■ Try it
Using the data below, find how many lines include the word "this" and report that figure alone.

§

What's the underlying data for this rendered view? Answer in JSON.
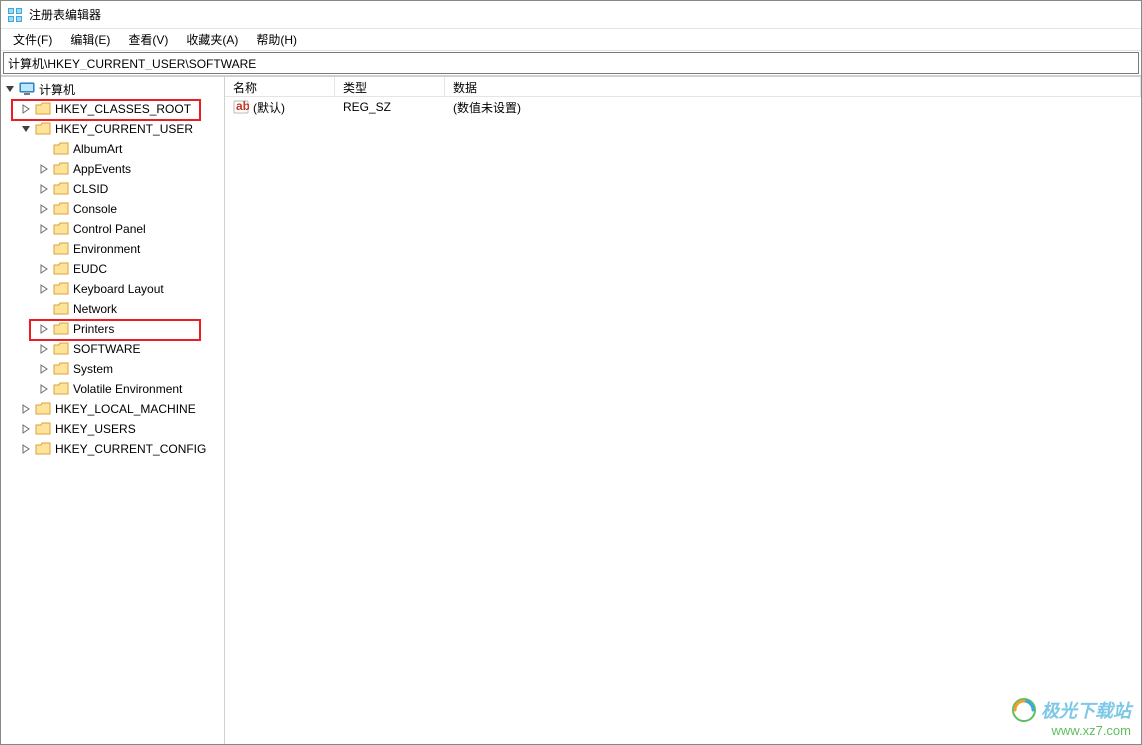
{
  "window": {
    "title": "注册表编辑器"
  },
  "menubar": {
    "file": "文件(F)",
    "edit": "编辑(E)",
    "view": "查看(V)",
    "favorites": "收藏夹(A)",
    "help": "帮助(H)"
  },
  "address": {
    "path": "计算机\\HKEY_CURRENT_USER\\SOFTWARE"
  },
  "tree": {
    "root": "计算机",
    "hives": {
      "hkcr": "HKEY_CLASSES_ROOT",
      "hkcu": "HKEY_CURRENT_USER",
      "hklm": "HKEY_LOCAL_MACHINE",
      "hku": "HKEY_USERS",
      "hkcc": "HKEY_CURRENT_CONFIG"
    },
    "hkcu_children": [
      "AlbumArt",
      "AppEvents",
      "CLSID",
      "Console",
      "Control Panel",
      "Environment",
      "EUDC",
      "Keyboard Layout",
      "Network",
      "Printers",
      "SOFTWARE",
      "System",
      "Volatile Environment"
    ]
  },
  "list": {
    "headers": {
      "name": "名称",
      "type": "类型",
      "data": "数据"
    },
    "rows": [
      {
        "name": "(默认)",
        "type": "REG_SZ",
        "data": "(数值未设置)"
      }
    ]
  },
  "watermark": {
    "title": "极光下载站",
    "url": "www.xz7.com"
  }
}
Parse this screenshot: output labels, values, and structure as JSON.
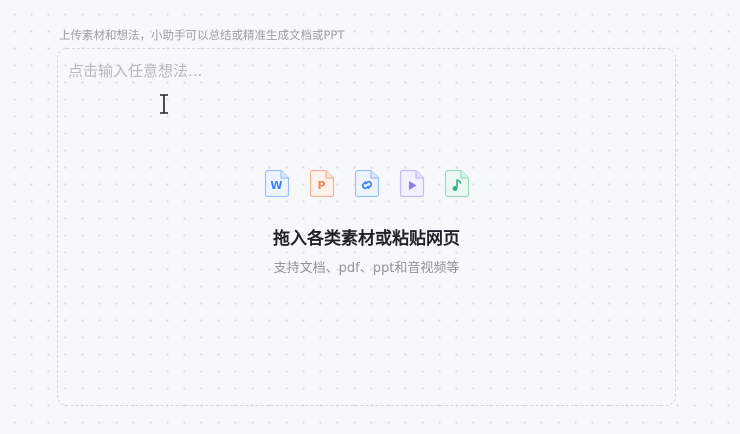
{
  "composer": {
    "hint": "上传素材和想法，小助手可以总结或精准生成文档或PPT",
    "input_placeholder": "点击输入任意想法..."
  },
  "dropzone": {
    "title": "拖入各类素材或粘贴网页",
    "subtitle": "支持文档、pdf、ppt和音视频等",
    "icons": [
      {
        "name": "word-doc-icon",
        "glyph": "W",
        "color": "#3b82f6"
      },
      {
        "name": "ppt-icon",
        "glyph": "P",
        "color": "#f08a5d"
      },
      {
        "name": "link-icon",
        "color": "#3b82f6"
      },
      {
        "name": "video-icon",
        "color": "#8b7cf6"
      },
      {
        "name": "audio-icon",
        "color": "#2fb580"
      }
    ]
  }
}
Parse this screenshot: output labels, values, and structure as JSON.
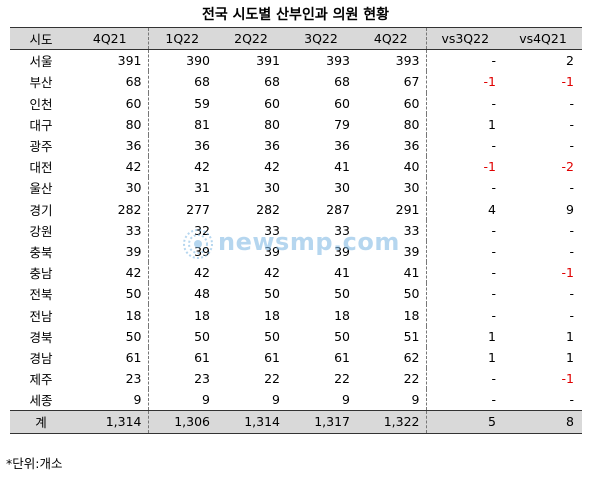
{
  "title": "전국 시도별 산부인과 의원 현황",
  "headers": [
    "시도",
    "4Q21",
    "1Q22",
    "2Q22",
    "3Q22",
    "4Q22",
    "vs3Q22",
    "vs4Q21"
  ],
  "rows": [
    {
      "region": "서울",
      "values": [
        "391",
        "390",
        "391",
        "393",
        "393"
      ],
      "vs3": "-",
      "vs4": "2"
    },
    {
      "region": "부산",
      "values": [
        "68",
        "68",
        "68",
        "68",
        "67"
      ],
      "vs3": "-1",
      "vs4": "-1"
    },
    {
      "region": "인천",
      "values": [
        "60",
        "59",
        "60",
        "60",
        "60"
      ],
      "vs3": "-",
      "vs4": "-"
    },
    {
      "region": "대구",
      "values": [
        "80",
        "81",
        "80",
        "79",
        "80"
      ],
      "vs3": "1",
      "vs4": "-"
    },
    {
      "region": "광주",
      "values": [
        "36",
        "36",
        "36",
        "36",
        "36"
      ],
      "vs3": "-",
      "vs4": "-"
    },
    {
      "region": "대전",
      "values": [
        "42",
        "42",
        "42",
        "41",
        "40"
      ],
      "vs3": "-1",
      "vs4": "-2"
    },
    {
      "region": "울산",
      "values": [
        "30",
        "31",
        "30",
        "30",
        "30"
      ],
      "vs3": "-",
      "vs4": "-"
    },
    {
      "region": "경기",
      "values": [
        "282",
        "277",
        "282",
        "287",
        "291"
      ],
      "vs3": "4",
      "vs4": "9"
    },
    {
      "region": "강원",
      "values": [
        "33",
        "32",
        "33",
        "33",
        "33"
      ],
      "vs3": "-",
      "vs4": "-"
    },
    {
      "region": "충북",
      "values": [
        "39",
        "39",
        "39",
        "39",
        "39"
      ],
      "vs3": "-",
      "vs4": "-"
    },
    {
      "region": "충남",
      "values": [
        "42",
        "42",
        "42",
        "41",
        "41"
      ],
      "vs3": "-",
      "vs4": "-1"
    },
    {
      "region": "전북",
      "values": [
        "50",
        "48",
        "50",
        "50",
        "50"
      ],
      "vs3": "-",
      "vs4": "-"
    },
    {
      "region": "전남",
      "values": [
        "18",
        "18",
        "18",
        "18",
        "18"
      ],
      "vs3": "-",
      "vs4": "-"
    },
    {
      "region": "경북",
      "values": [
        "50",
        "50",
        "50",
        "50",
        "51"
      ],
      "vs3": "1",
      "vs4": "1"
    },
    {
      "region": "경남",
      "values": [
        "61",
        "61",
        "61",
        "61",
        "62"
      ],
      "vs3": "1",
      "vs4": "1"
    },
    {
      "region": "제주",
      "values": [
        "23",
        "23",
        "22",
        "22",
        "22"
      ],
      "vs3": "-",
      "vs4": "-1"
    },
    {
      "region": "세종",
      "values": [
        "9",
        "9",
        "9",
        "9",
        "9"
      ],
      "vs3": "-",
      "vs4": "-"
    }
  ],
  "total": {
    "region": "계",
    "values": [
      "1,314",
      "1,306",
      "1,314",
      "1,317",
      "1,322"
    ],
    "vs3": "5",
    "vs4": "8"
  },
  "note": "*단위:개소",
  "watermark": "newsmp.com",
  "colors": {
    "header_bg": "#d9d9d9",
    "negative": "#e00000",
    "watermark": "#78b4e1"
  }
}
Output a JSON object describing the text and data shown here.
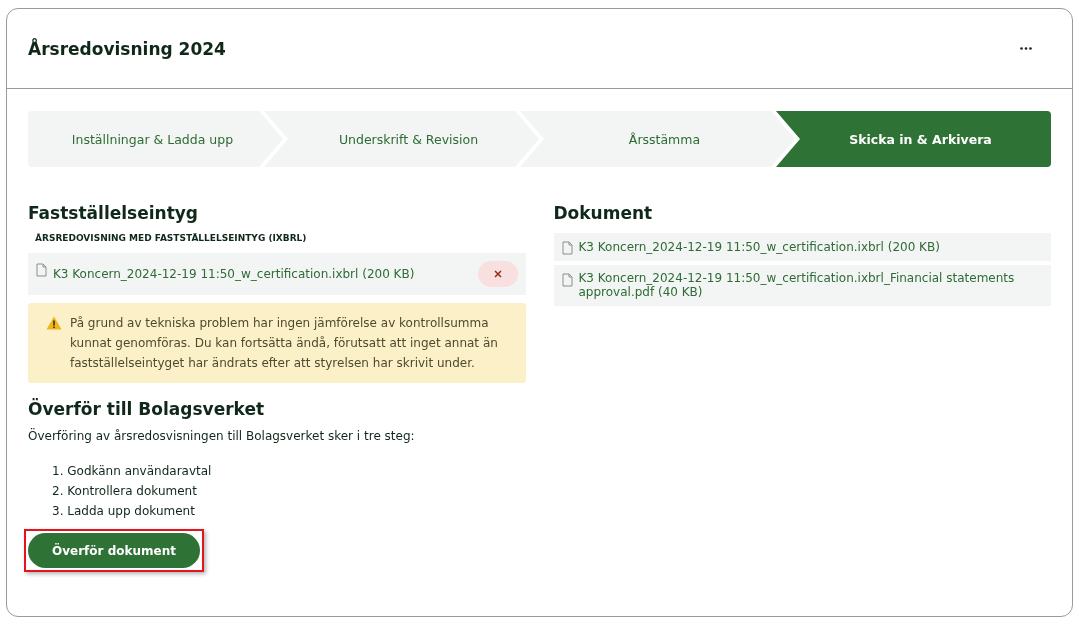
{
  "card": {
    "title": "Årsredovisning 2024"
  },
  "steps": [
    {
      "label": "Inställningar & Ladda upp",
      "selected": false
    },
    {
      "label": "Underskrift & Revision",
      "selected": false
    },
    {
      "label": "Årsstämma",
      "selected": false
    },
    {
      "label": "Skicka in & Arkivera",
      "selected": true
    }
  ],
  "certificate": {
    "heading": "Fastställelseintyg",
    "sublabel": "ÅRSREDOVISNING MED FASTSTÄLLELSEINTYG (IXBRL)",
    "file": "K3 Koncern_2024-12-19 11:50_w_certification.ixbrl (200 KB)",
    "warning": "På grund av tekniska problem har ingen jämförelse av kontrollsumma kunnat genomföras. Du kan fortsätta ändå, förutsatt att inget annat än fastställelseintyget har ändrats efter att styrelsen har skrivit under."
  },
  "transfer": {
    "heading": "Överför till Bolagsverket",
    "intro": "Överföring av årsredosvisningen till Bolagsverket sker i tre steg:",
    "steps": [
      "1. Godkänn användaravtal",
      "2. Kontrollera dokument",
      "3. Ladda upp dokument"
    ],
    "button": "Överför dokument",
    "highlighted": true
  },
  "documents": {
    "heading": "Dokument",
    "files": [
      "K3 Koncern_2024-12-19 11:50_w_certification.ixbrl (200 KB)",
      "K3 Koncern_2024-12-19 11:50_w_certification.ixbrl_Financial statements approval.pdf (40 KB)"
    ]
  }
}
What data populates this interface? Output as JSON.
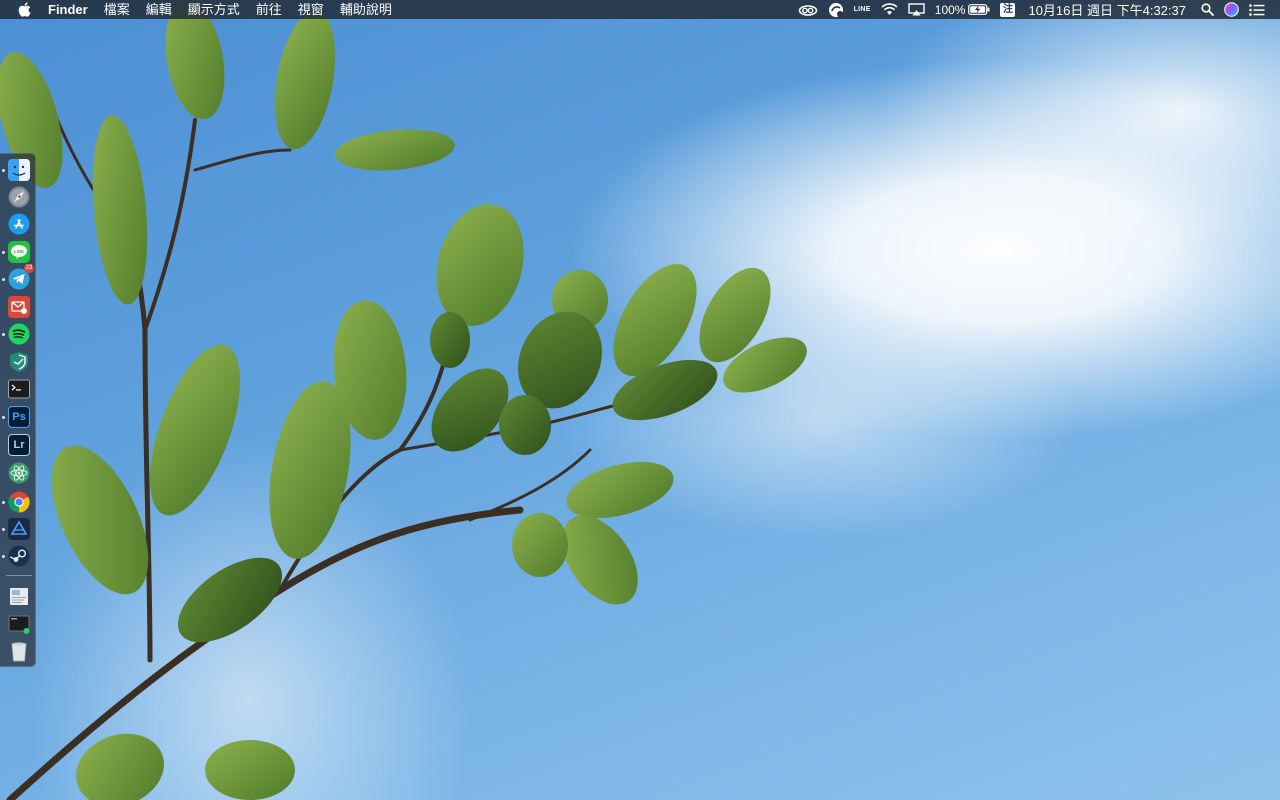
{
  "menubar": {
    "app_name": "Finder",
    "menus": [
      "檔案",
      "編輯",
      "顯示方式",
      "前往",
      "視窗",
      "輔助說明"
    ],
    "status": {
      "line_label": "LINE",
      "battery_percent": "100%",
      "input_method": "注",
      "clock": "10月16日 週日 下午4:32:37"
    },
    "icons": {
      "apple": "apple-logo-icon",
      "creative_cloud": "creative-cloud-icon",
      "sync_app": "sync-status-icon",
      "line": "line-icon",
      "wifi": "wifi-icon",
      "airplay": "airplay-icon",
      "battery": "battery-charging-icon",
      "spotlight": "spotlight-search-icon",
      "siri": "siri-icon",
      "notification_center": "notification-center-icon"
    }
  },
  "dock": {
    "apps": [
      {
        "name": "finder-icon",
        "running": true
      },
      {
        "name": "launchpad-icon",
        "running": false
      },
      {
        "name": "app-store-icon",
        "running": false
      },
      {
        "name": "line-app-icon",
        "running": true
      },
      {
        "name": "telegram-icon",
        "running": true,
        "badge": "23"
      },
      {
        "name": "mail-app-icon",
        "running": false
      },
      {
        "name": "spotify-icon",
        "running": true
      },
      {
        "name": "vpn-shield-icon",
        "running": false
      },
      {
        "name": "terminal-icon",
        "running": false
      },
      {
        "name": "photoshop-icon",
        "running": true,
        "label": "Ps"
      },
      {
        "name": "lightroom-icon",
        "running": false,
        "label": "Lr"
      },
      {
        "name": "atom-icon",
        "running": false
      },
      {
        "name": "chrome-icon",
        "running": true
      },
      {
        "name": "editor-app-icon",
        "running": true
      },
      {
        "name": "steam-icon",
        "running": true
      }
    ],
    "others": [
      {
        "name": "documents-stack-icon"
      },
      {
        "name": "downloads-stack-icon"
      },
      {
        "name": "trash-icon"
      }
    ]
  },
  "colors": {
    "menubar_bg": "#222c3a",
    "sky": "#5d9fdc",
    "leaf": "#6f9a3c",
    "branch": "#3b2e22"
  }
}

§

■ Finished exercise
4